* EXERCISE DETAILS *
Output the records in full, exactly as given.

(Web page and app entries)
◇ ◇ ◇ ◇ ◇ ◇ ◇

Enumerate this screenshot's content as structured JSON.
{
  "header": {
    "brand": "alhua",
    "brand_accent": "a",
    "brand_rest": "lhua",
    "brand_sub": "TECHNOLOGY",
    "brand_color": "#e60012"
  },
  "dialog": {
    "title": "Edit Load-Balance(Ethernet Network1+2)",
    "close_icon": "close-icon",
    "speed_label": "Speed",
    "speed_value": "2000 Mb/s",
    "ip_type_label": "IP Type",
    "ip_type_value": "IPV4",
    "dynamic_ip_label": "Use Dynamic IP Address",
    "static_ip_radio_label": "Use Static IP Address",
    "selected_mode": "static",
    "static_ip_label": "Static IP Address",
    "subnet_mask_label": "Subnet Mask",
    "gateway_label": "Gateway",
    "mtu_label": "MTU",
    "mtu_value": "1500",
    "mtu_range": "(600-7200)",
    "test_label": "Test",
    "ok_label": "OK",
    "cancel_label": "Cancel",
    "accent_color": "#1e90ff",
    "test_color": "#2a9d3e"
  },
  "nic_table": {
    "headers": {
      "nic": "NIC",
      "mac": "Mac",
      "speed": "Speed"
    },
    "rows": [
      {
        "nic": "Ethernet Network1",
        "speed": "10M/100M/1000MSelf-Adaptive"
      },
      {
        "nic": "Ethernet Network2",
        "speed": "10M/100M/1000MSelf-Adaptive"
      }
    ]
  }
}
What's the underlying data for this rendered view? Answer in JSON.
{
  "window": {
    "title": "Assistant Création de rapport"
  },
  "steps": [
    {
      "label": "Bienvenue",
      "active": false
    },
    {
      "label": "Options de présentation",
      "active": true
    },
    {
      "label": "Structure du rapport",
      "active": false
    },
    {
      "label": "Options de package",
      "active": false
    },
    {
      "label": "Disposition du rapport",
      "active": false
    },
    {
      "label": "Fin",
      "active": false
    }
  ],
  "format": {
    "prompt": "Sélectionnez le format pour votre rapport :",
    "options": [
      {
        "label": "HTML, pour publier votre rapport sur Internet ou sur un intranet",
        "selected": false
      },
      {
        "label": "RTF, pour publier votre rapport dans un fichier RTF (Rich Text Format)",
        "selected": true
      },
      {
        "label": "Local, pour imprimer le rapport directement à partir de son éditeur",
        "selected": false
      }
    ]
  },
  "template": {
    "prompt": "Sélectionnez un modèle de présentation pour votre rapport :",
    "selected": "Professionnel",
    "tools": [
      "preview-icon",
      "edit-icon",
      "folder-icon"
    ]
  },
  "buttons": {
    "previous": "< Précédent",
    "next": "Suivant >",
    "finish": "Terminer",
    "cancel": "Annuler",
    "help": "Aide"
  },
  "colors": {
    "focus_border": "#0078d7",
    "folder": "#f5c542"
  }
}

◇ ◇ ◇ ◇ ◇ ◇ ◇

* SOLUTION FOR THIS PROBLEM *
Enumerate this screenshot's content as structured JSON.
{
  "header": {
    "brand": "alhua",
    "brand_accent": "a",
    "brand_rest": "lhua",
    "brand_sub": "TECHNOLOGY",
    "brand_color": "#e60012"
  },
  "dialog": {
    "title": "Edit Load-Balance(Ethernet Network1+2)",
    "close_icon": "close-icon",
    "speed_label": "Speed",
    "speed_value": "2000 Mb/s",
    "ip_type_label": "IP Type",
    "ip_type_value": "IPV4",
    "dynamic_ip_label": "Use Dynamic IP Address",
    "static_ip_radio_label": "Use Static IP Address",
    "selected_mode": "static",
    "static_ip_label": "Static IP Address",
    "subnet_mask_label": "Subnet Mask",
    "gateway_label": "Gateway",
    "mtu_label": "MTU",
    "mtu_value": "1500",
    "mtu_range": "(600-7200)",
    "test_label": "Test",
    "ok_label": "OK",
    "cancel_label": "Cancel",
    "accent_color": "#1e90ff",
    "test_color": "#2a9d3e"
  },
  "nic_table": {
    "headers": {
      "nic": "NIC",
      "mac": "Mac",
      "speed": "Speed"
    },
    "rows": [
      {
        "nic": "Ethernet Network1",
        "speed": "10M/100M/1000MSelf-Adaptive"
      },
      {
        "nic": "Ethernet Network2",
        "speed": "10M/100M/1000MSelf-Adaptive"
      }
    ]
  }
}
What's the underlying data for this rendered view? Answer in JSON.
{
  "window": {
    "title": "Assistant Création de rapport"
  },
  "steps": [
    {
      "label": "Bienvenue",
      "active": false
    },
    {
      "label": "Options de présentation",
      "active": true
    },
    {
      "label": "Structure du rapport",
      "active": false
    },
    {
      "label": "Options de package",
      "active": false
    },
    {
      "label": "Disposition du rapport",
      "active": false
    },
    {
      "label": "Fin",
      "active": false
    }
  ],
  "format": {
    "prompt": "Sélectionnez le format pour votre rapport :",
    "options": [
      {
        "label": "HTML, pour publier votre rapport sur Internet ou sur un intranet",
        "selected": false
      },
      {
        "label": "RTF, pour publier votre rapport dans un fichier RTF (Rich Text Format)",
        "selected": true
      },
      {
        "label": "Local, pour imprimer le rapport directement à partir de son éditeur",
        "selected": false
      }
    ]
  },
  "template": {
    "prompt": "Sélectionnez un modèle de présentation pour votre rapport :",
    "selected": "Professionnel",
    "tools": [
      "preview-icon",
      "edit-icon",
      "folder-icon"
    ]
  },
  "buttons": {
    "previous": "< Précédent",
    "next": "Suivant >",
    "finish": "Terminer",
    "cancel": "Annuler",
    "help": "Aide"
  },
  "colors": {
    "focus_border": "#0078d7",
    "folder": "#f5c542"
  }
}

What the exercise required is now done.